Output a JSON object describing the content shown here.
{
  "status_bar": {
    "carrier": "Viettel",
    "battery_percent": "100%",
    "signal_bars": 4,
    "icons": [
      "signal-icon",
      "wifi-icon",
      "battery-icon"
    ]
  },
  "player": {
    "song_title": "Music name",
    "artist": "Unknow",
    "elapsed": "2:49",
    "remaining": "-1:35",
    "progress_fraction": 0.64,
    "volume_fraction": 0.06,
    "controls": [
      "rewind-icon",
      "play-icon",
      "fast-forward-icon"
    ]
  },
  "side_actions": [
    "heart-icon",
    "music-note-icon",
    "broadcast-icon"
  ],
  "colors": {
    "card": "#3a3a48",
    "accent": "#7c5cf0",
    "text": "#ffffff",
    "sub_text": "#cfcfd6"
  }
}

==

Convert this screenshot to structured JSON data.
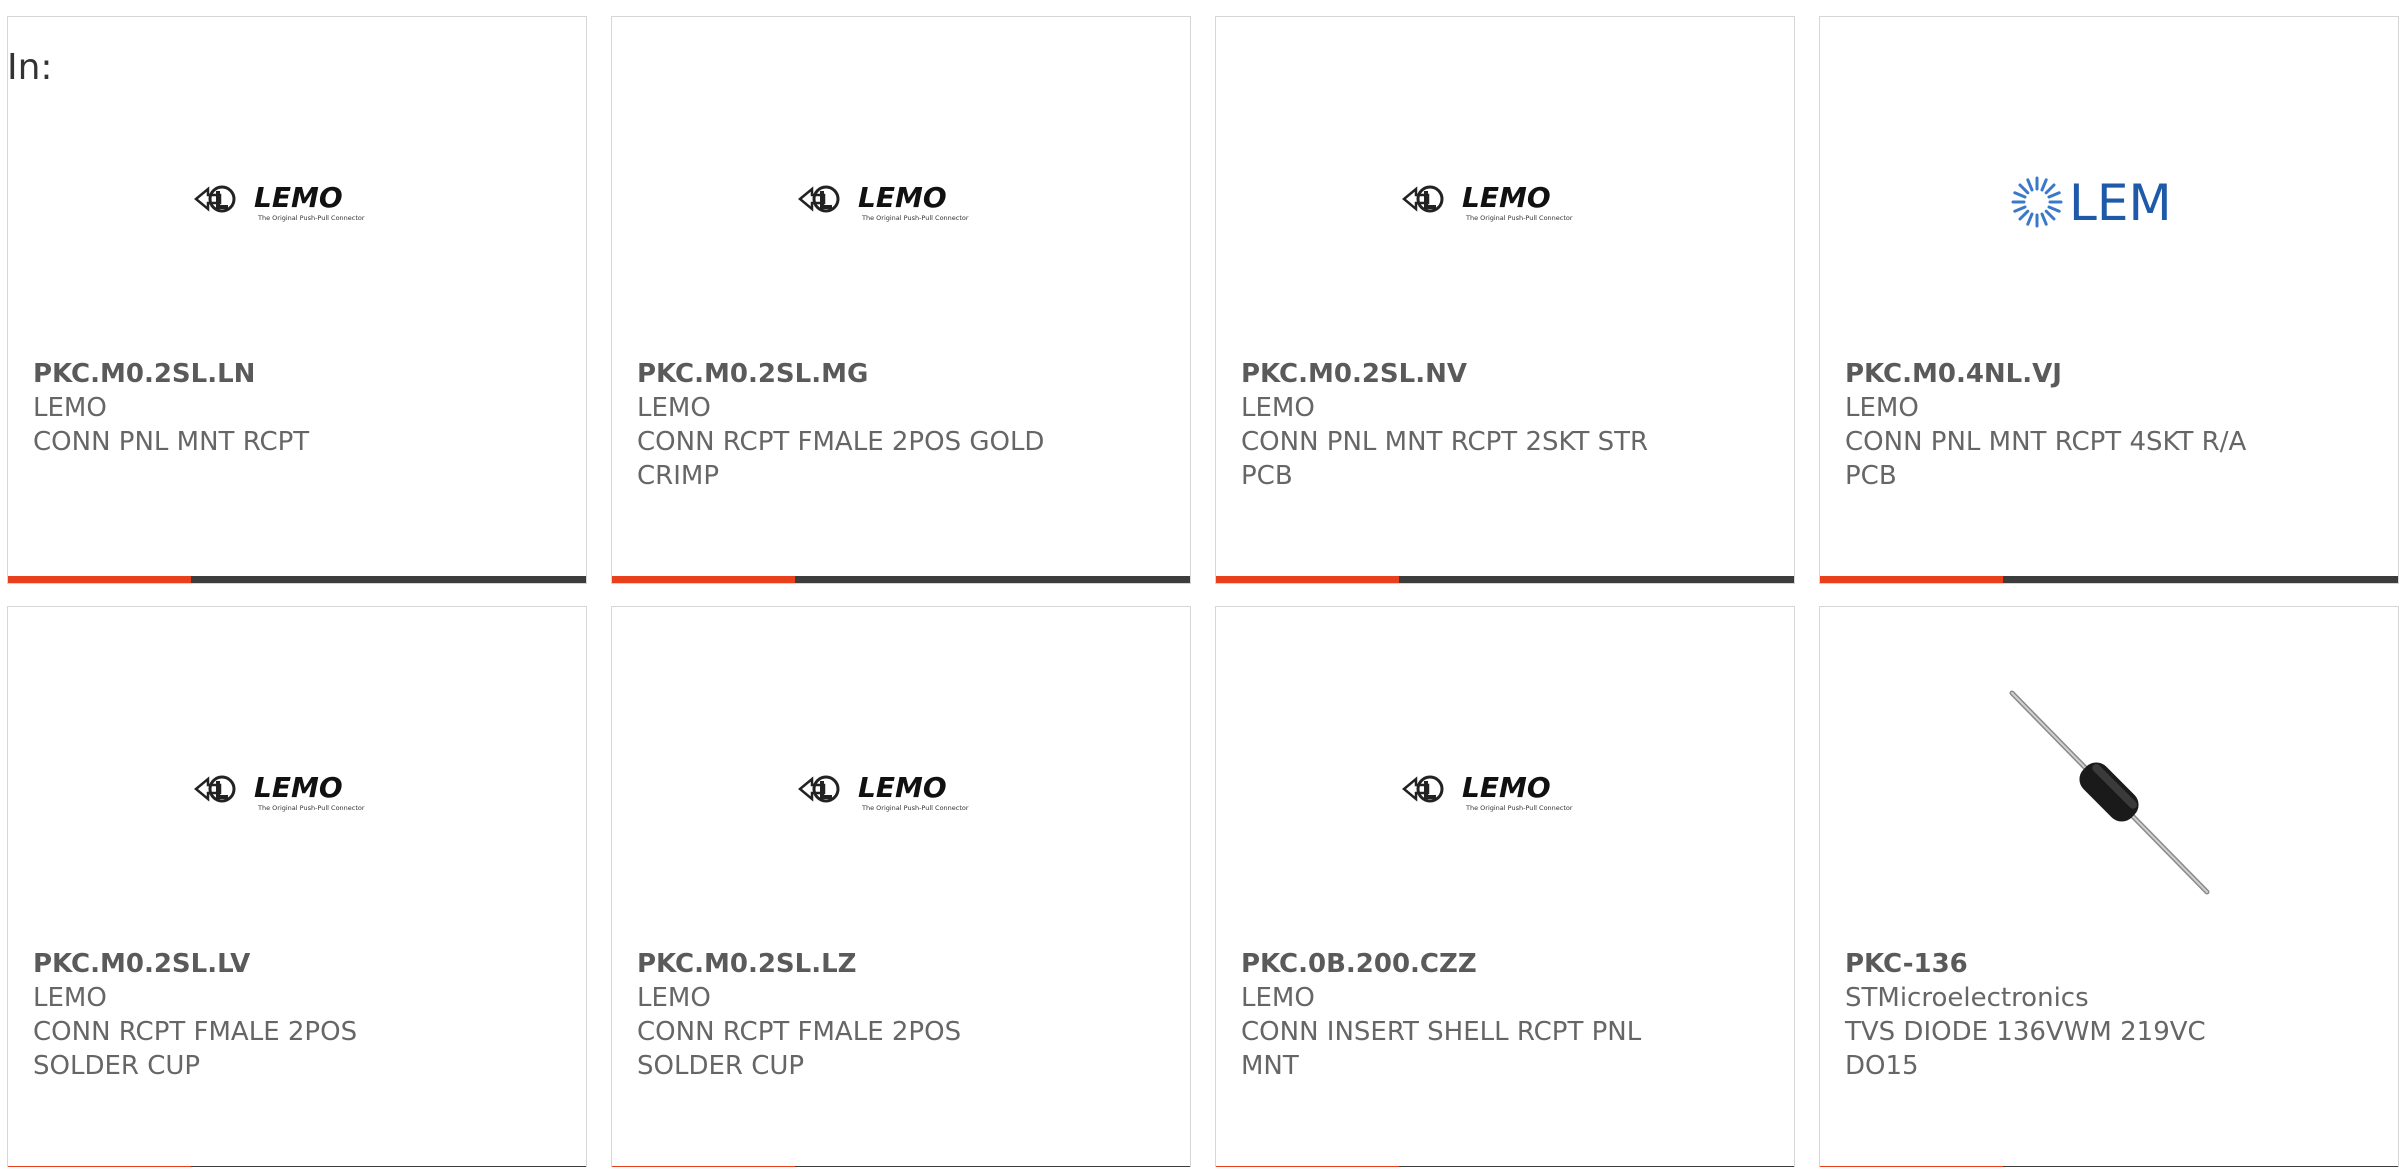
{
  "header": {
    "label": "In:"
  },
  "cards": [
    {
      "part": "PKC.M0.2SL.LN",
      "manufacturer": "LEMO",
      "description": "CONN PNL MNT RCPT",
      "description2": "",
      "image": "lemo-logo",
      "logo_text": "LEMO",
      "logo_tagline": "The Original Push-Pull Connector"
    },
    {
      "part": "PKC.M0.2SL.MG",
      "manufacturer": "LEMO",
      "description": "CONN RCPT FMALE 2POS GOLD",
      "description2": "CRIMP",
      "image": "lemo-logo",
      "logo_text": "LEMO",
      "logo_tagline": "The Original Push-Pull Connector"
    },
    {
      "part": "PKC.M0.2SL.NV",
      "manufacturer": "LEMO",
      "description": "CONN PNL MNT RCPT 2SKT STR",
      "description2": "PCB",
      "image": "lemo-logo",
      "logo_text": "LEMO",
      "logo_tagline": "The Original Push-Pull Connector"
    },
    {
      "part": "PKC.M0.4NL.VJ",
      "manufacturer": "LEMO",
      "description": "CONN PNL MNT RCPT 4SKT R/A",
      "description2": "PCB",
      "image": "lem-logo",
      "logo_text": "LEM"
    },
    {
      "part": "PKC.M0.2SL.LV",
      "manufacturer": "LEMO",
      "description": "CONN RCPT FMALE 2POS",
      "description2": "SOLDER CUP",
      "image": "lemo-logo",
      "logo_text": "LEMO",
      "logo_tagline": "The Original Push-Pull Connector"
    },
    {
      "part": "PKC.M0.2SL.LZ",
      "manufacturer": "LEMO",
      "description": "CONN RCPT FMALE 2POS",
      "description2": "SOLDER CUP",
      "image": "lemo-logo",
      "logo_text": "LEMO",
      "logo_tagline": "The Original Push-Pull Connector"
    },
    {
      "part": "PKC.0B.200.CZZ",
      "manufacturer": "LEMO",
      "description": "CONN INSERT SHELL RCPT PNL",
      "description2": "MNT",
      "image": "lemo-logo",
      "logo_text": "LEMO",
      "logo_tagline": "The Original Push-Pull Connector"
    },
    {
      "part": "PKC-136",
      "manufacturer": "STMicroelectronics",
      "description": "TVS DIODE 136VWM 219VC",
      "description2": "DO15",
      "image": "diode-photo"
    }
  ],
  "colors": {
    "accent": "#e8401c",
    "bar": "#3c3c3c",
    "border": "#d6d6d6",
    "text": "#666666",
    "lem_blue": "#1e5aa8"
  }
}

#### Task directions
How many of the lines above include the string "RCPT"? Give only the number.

#### Solution for this exercise
7